UK to invoke Article 50 and begin exit negotiations in 29 March
The British government will formally begin the process of leaving the European Union by triggering Article 50 of the Treaty on European Union next week.
The move was confirmed earlier this week when Tim Barrow, The UK’s Permanent Representative to the European Union, Sir Tim Barrow, informed European Council President Donald Tusk that the legal mechanism would be involved next Wednesday, 29 March.
In a statement to mark the news, the UK’s Brexit secretary David Davis said: “Last June, the people of the UK made the historic decision to leave the EU. Next Wednesday, the Government will deliver on that decision and formally start the process by triggering Article 50.
“We are on the threshold of the most important negotiation for this country for a generation.
“The Government is clear in its aims: a deal that works for every nation and region of the UK and indeed for all of Europe – a new, positive partnership between the UK and our friends and allies in the European Union.”
Notification of the historic step will come in the form of a letter from Prime Minister Theresa May to Mr Tusk, although it was not clear if this would be in the form of a physical or electronic letter.
It will be the first time that the provisions of Article 50, which sets out the process for any EU member state “to withdraw from the union in accordance with its own constitutional requirements”, have been activated.
But there were concerns over the two-year timetable.
Ireland’s Minister for Finance Michael Noonan said that he does not expect a new trade deal between Britain and the EU to be agreed within two years.
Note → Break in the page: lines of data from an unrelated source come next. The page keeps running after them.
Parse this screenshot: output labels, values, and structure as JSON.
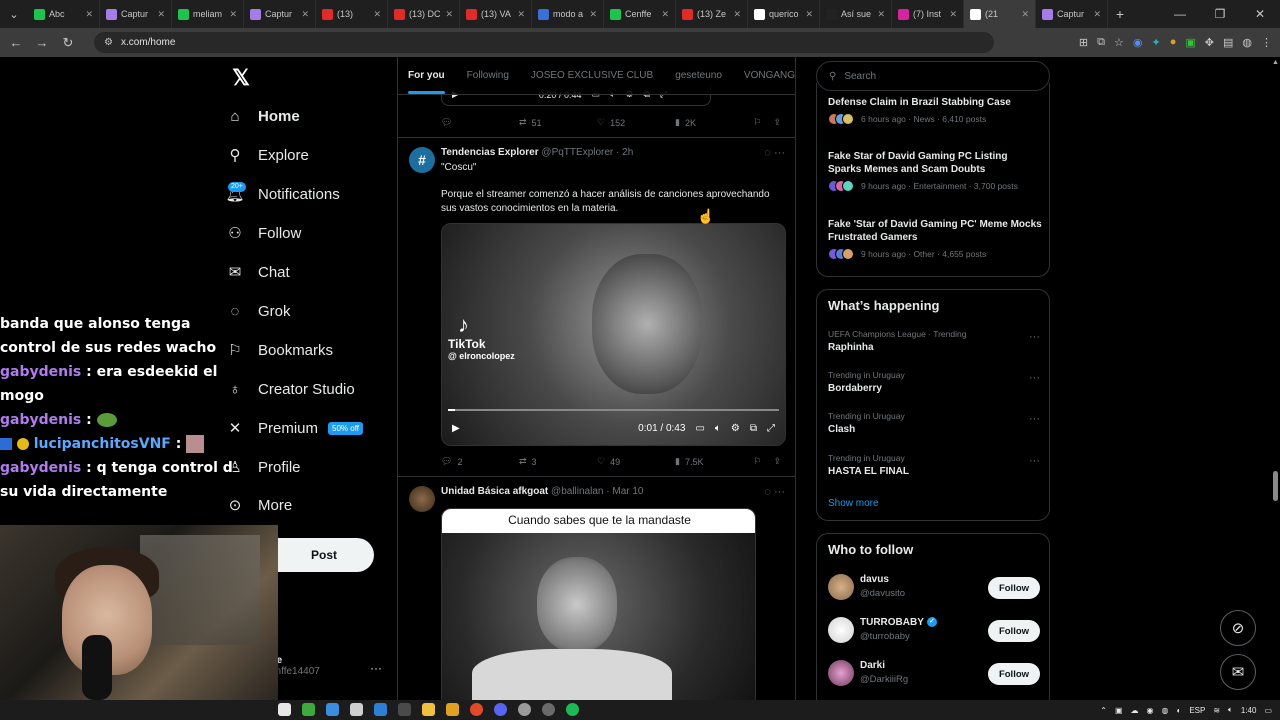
{
  "browser": {
    "tabs": [
      {
        "label": "Abc",
        "color": "#1fc44f"
      },
      {
        "label": "Captur",
        "color": "#a57de6"
      },
      {
        "label": "meliam",
        "color": "#1fc44f"
      },
      {
        "label": "Captur",
        "color": "#a57de6"
      },
      {
        "label": "(13)",
        "color": "#e02b2b"
      },
      {
        "label": "(13) DC",
        "color": "#e02b2b"
      },
      {
        "label": "(13) VA",
        "color": "#e02b2b"
      },
      {
        "label": "modo a",
        "color": "#3b6fd6"
      },
      {
        "label": "Cenffe",
        "color": "#1fc44f"
      },
      {
        "label": "(13) Ze",
        "color": "#e02b2b"
      },
      {
        "label": "querico",
        "color": "#ffffff"
      },
      {
        "label": "Así sue",
        "color": "#222222"
      },
      {
        "label": "(7) Inst",
        "color": "#d6249f"
      },
      {
        "label": "(21",
        "color": "#ffffff"
      },
      {
        "label": "Captur",
        "color": "#a57de6"
      }
    ],
    "url": "x.com/home"
  },
  "nav": {
    "home": "Home",
    "explore": "Explore",
    "notifications": "Notifications",
    "notif_badge": "20+",
    "follow": "Follow",
    "chat": "Chat",
    "grok": "Grok",
    "bookmarks": "Bookmarks",
    "creator_studio": "Creator Studio",
    "premium": "Premium",
    "premium_badge": "50% off",
    "profile": "Profile",
    "more": "More",
    "post": "Post",
    "account_name": "ffe",
    "account_handle": "enffe14407"
  },
  "chat": {
    "line1": "banda que alonso tenga control de sus redes wacho",
    "l2_user": "gabydenis",
    "l2_text": ": era esdeekid el mogo",
    "l3_user": "gabydenis",
    "l3_text": ":",
    "l4_user": "lucipanchitosVNF",
    "l4_text": ":",
    "l5_user": "gabydenis",
    "l5_text": ": q tenga control d su vida directamente"
  },
  "feed": {
    "tabs": [
      "For you",
      "Following",
      "JOSEO EXCLUSIVE CLUB",
      "geseteuno",
      "VONGANG"
    ],
    "prev_actions": {
      "reposts": "51",
      "likes": "152",
      "views": "2K"
    },
    "prev_time": "0:20 / 0:44",
    "tweet1": {
      "name": "Tendencias Explorer",
      "handle": "@PqTTExplorer",
      "time": "· 2h",
      "line1": "\"Coscu\"",
      "line2": "Porque el streamer comenzó a hacer análisis de canciones aprovechando sus vastos conocimientos en la materia.",
      "tiktok": "TikTok",
      "tiktok_user": "@ elroncolopez",
      "video_time": "0:01 / 0:43",
      "video_progress": 0.02,
      "replies": "2",
      "reposts": "3",
      "likes": "49",
      "views": "7.5K"
    },
    "tweet2": {
      "name": "Unidad Básica afkgoat",
      "handle": "@ballinalan",
      "time": "· Mar 10",
      "caption": "Cuando sabes que te la mandaste"
    }
  },
  "right": {
    "search_placeholder": "Search",
    "news": [
      {
        "title": "Defense Claim in Brazil Stabbing Case",
        "meta": "6 hours ago · News · 6,410 posts"
      },
      {
        "title": "Fake Star of David Gaming PC Listing Sparks Memes and Scam Doubts",
        "meta": "9 hours ago · Entertainment · 3,700 posts"
      },
      {
        "title": "Fake 'Star of David Gaming PC' Meme Mocks Frustrated Gamers",
        "meta": "9 hours ago · Other · 4,655 posts"
      }
    ],
    "happening_title": "What’s happening",
    "trends": [
      {
        "context": "UEFA Champions League · Trending",
        "name": "Raphinha"
      },
      {
        "context": "Trending in Uruguay",
        "name": "Bordaberry"
      },
      {
        "context": "Trending in Uruguay",
        "name": "Clash"
      },
      {
        "context": "Trending in Uruguay",
        "name": "HASTA EL FINAL"
      }
    ],
    "show_more": "Show more",
    "wtf_title": "Who to follow",
    "follow_label": "Follow",
    "who": [
      {
        "name": "davus",
        "handle": "@davusito"
      },
      {
        "name": "TURROBABY",
        "handle": "@turrobaby"
      },
      {
        "name": "Darki",
        "handle": "@DarkiiiRg"
      }
    ]
  },
  "taskbar": {
    "lang": "ESP",
    "time": "1:40"
  }
}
Speaking at a Eurogroup meeting in Brussels, the minister said he expected there would be a transitional period to allow time for talks on a new trade treaty between the EU and the UK after the UK leaves the bloc.